My time to talk
Three years ago Jess' dad took his own life. Here she blogs about why she is taking part in Time to Talk Day, for him.
Jess is 36, has 3 children and is currently in her final year of an Adult Nursing degree at Brighton university.
*Please take care when reading this blog, it includes suicidal themes*
Growing up I felt happy, lucky and safe. I would never anticipate being what I am today: the daughter of a suicide victim.
I will be using Time to Talk day as an opportunity to talk about my story, which many around me are unaware of. Until this point, I have been protective over how I lost my dad and for the majority of those who know me who are reading this, it will come as a shock. I have kept the story of how I lost dad a secret for an array of reasons I suppose but fear of judgement mainly.
Judgement on the type of person my dad must have been.
Judgement on us as a family about how we supported him.
Judgement upon me about how as the person most likely for him to turn to in my mum’s absence, I could let this happen.
My dad instilled in me an insatiable thirst for laughter, to not be afraid and to enjoy my life. All things which sadly, some days he was unable to do himself.
"In the last years of dad’s life his struggle with depression was becoming more difficult. He never believed he was good enough and he was always afraid."
The thing he was most afraid of was admitting he was poorly and he needed support. He lost his life at the age of just 54 because he was afraid to talk.
During the dark and bitterly cold winter in January 2013 whilst my mum was in hospital, my dad, Trevor, took his life in what we understand to be a moment of despair. Our lives changed forever. And at that moment you feel like you are frozen in time such is the overwhelming feeling of incredible loss and disbelief.
"For me personally, the trauma of suicide reduced my capacity to accept the demands of daily life."
I felt like I had lost my connection with the person I had once been. I knew I had to do something with my grief, but I didn’t know how to begin. I was heartbroken, your entire being literally aches physically, emotionally, and spiritually from the pain of the loss of someone so precious to you. I felt so alone, isolated, and dazed.

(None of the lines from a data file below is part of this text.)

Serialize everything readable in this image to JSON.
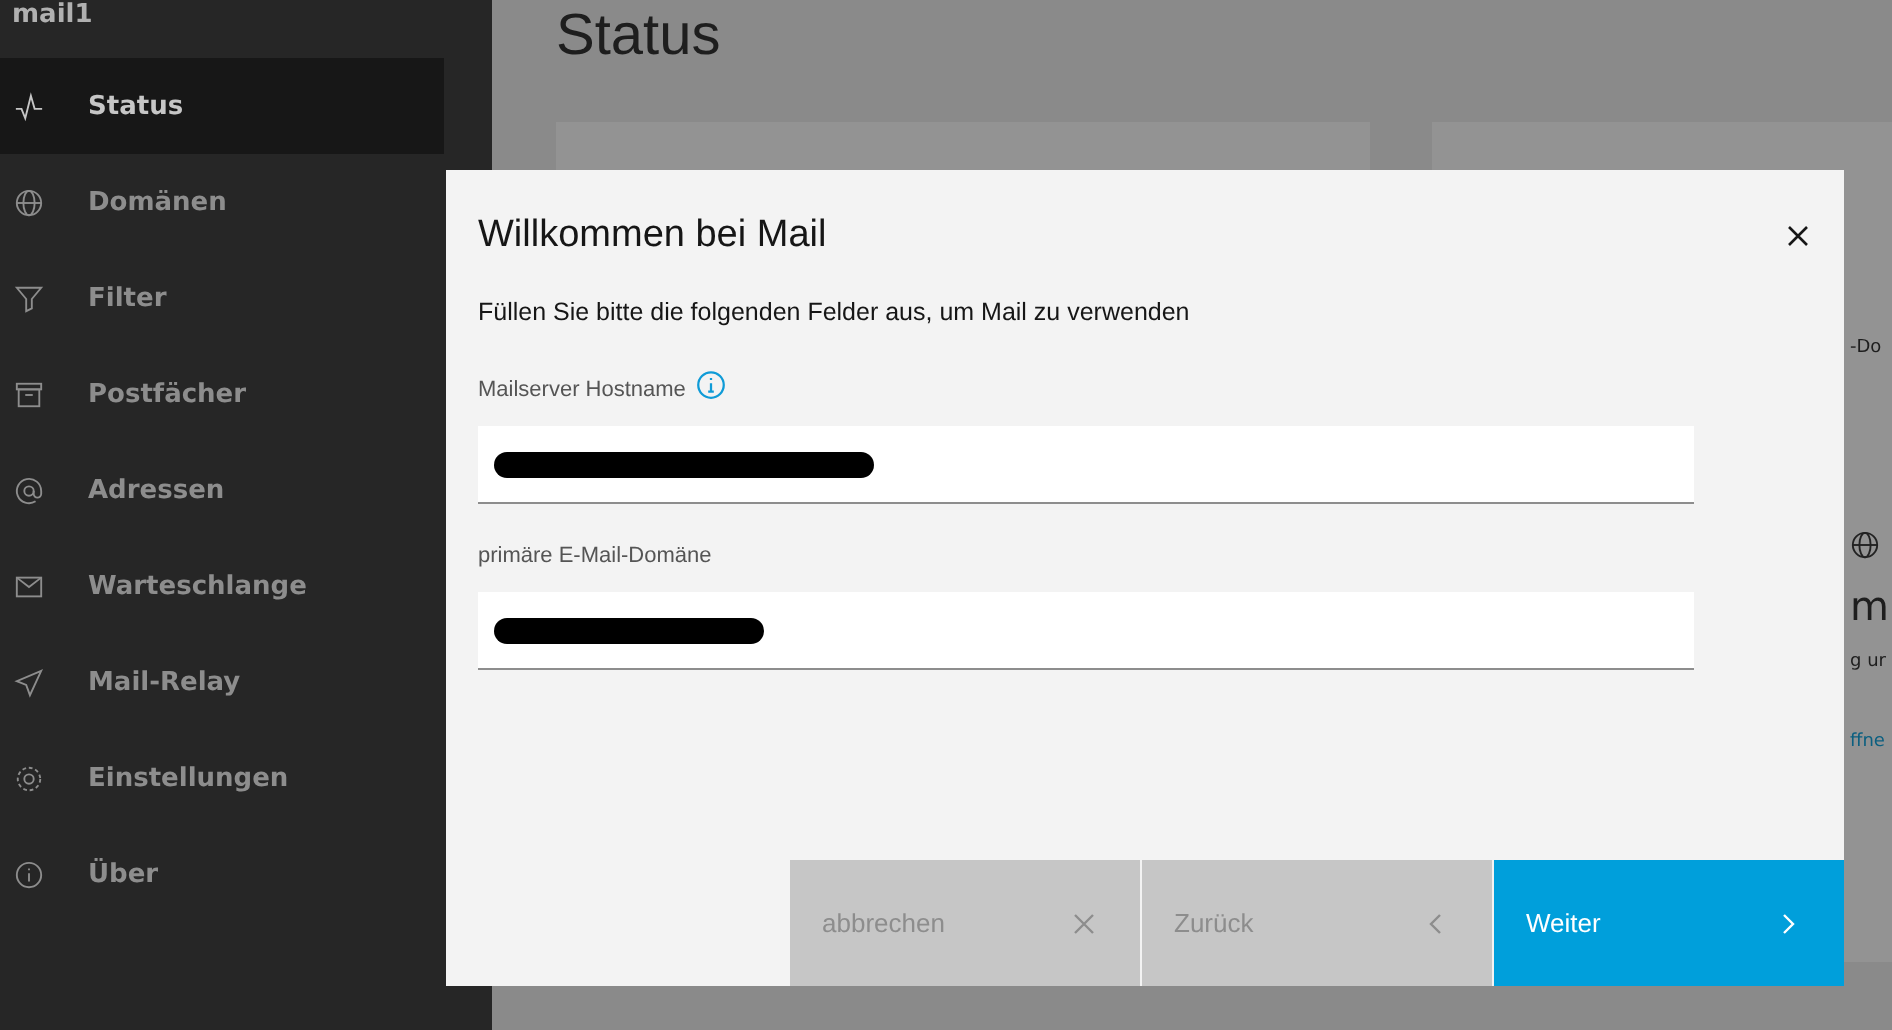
{
  "sidebar": {
    "title": "mail1",
    "items": [
      {
        "label": "Status",
        "selected": true
      },
      {
        "label": "Domänen",
        "selected": false
      },
      {
        "label": "Filter",
        "selected": false
      },
      {
        "label": "Postfächer",
        "selected": false
      },
      {
        "label": "Adressen",
        "selected": false
      },
      {
        "label": "Warteschlange",
        "selected": false
      },
      {
        "label": "Mail-Relay",
        "selected": false
      },
      {
        "label": "Einstellungen",
        "selected": false
      },
      {
        "label": "Über",
        "selected": false
      }
    ]
  },
  "main": {
    "title": "Status",
    "right_card": {
      "text_1": "-Do",
      "heading": "m",
      "text_2": "g ur",
      "link": "ffne"
    }
  },
  "dialog": {
    "title": "Willkommen bei Mail",
    "description": "Füllen Sie bitte die folgenden Felder aus, um Mail zu verwenden",
    "fields": [
      {
        "label": "Mailserver Hostname",
        "info": true,
        "redacted": true
      },
      {
        "label": "primäre E-Mail-Domäne",
        "info": false,
        "redacted": true
      }
    ],
    "buttons": [
      {
        "label": "abbrechen",
        "kind": "cancel",
        "disabled": true
      },
      {
        "label": "Zurück",
        "kind": "back",
        "disabled": true
      },
      {
        "label": "Weiter",
        "kind": "next",
        "disabled": false
      }
    ]
  }
}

Adjusting to life without dad is not easy, but also not impossible I have now learnt. Three years ago, I couldn’t have imagined myself as a daughter of a suicide victim. After that, I thought I could never be happy. But I am. And that has come with the love of my family and a long and painful journey through specialist counselling and help from Mind.
A pivotal moment in my healing was when I joined a support group. They taught me that you have to surrender to your grief in recognition that the only way to the other side is through it.
"The best thing I ever did was to reach out to others for help. It saved me."
I spent time with others who have been through losing someone to suicide, they have walked this walk and they encourage your need to mourn yet at the same time give you hope for healing. I needed people that were empathetic, non-judgmental, and good listeners. They helped to resupply me with hope when my stores were running low. As survivors we know not to judge each other. As survivors we share the same language. As survivors we can acknowledge any regret openly and without shame. As survivors we can describe the actual act, no matter how traumatic. As survivors we can honour our need to mourn in ways that are not based on speculation or gossip.
"If I could have one moment to sit with dad in his last moments and offer him some advice it would be assure him that seeking help is never a sign of weakness."
Actually, it is a sign of strength. I’ve learnt that in my own journey in mourning his death.
So this year I decided I wanted to do something to not only thank Mind for what they have done for me, but also help to raise awareness and money so they can continue to reach out to those in crisis. I will be taking part in Mind’s Hike in July, I’ll be joining other suicide survivors and those affected by mental illness to walk 40 miles along the historic Offa Dyke along the Welsh border. We will be walking night and day to complete this challenge, it’s going to be tough but I hope to draw strength and inspiration from my team mates and use it as a positive moment to celebrate not only dad’s life, but also how far I have come.
To those who are bravely battling a mental illness today or to those who are travelling the despairing and terrifying journey of someone supporting a loved one through a mental illness I urge you to take the time to talk.
"Talking is brave and will save you."
Talking can make you happy again. Days after his death, I laughed at my children being goofy and looked around the room in surprise after I realised that sound came from me. And there has been so much happiness since then. The difference is I no longer feel guilty for my happiness. I thrive in it and still seek it.
My dad, who I still love with a feeling so strong it hurts, let his illness choose one path. I am choosing another…
Information & Support
When you’re living with a mental health problem, or supporting someone who is, having access to the right information - about a condition, treatment options, or practical issues - is vital. Visit our information pages to find out more.
Share your story with others
Blogs and stories can show that people with mental health problems are cared about, understood and listened to. We can use it to challenge the status quo and change attitudes.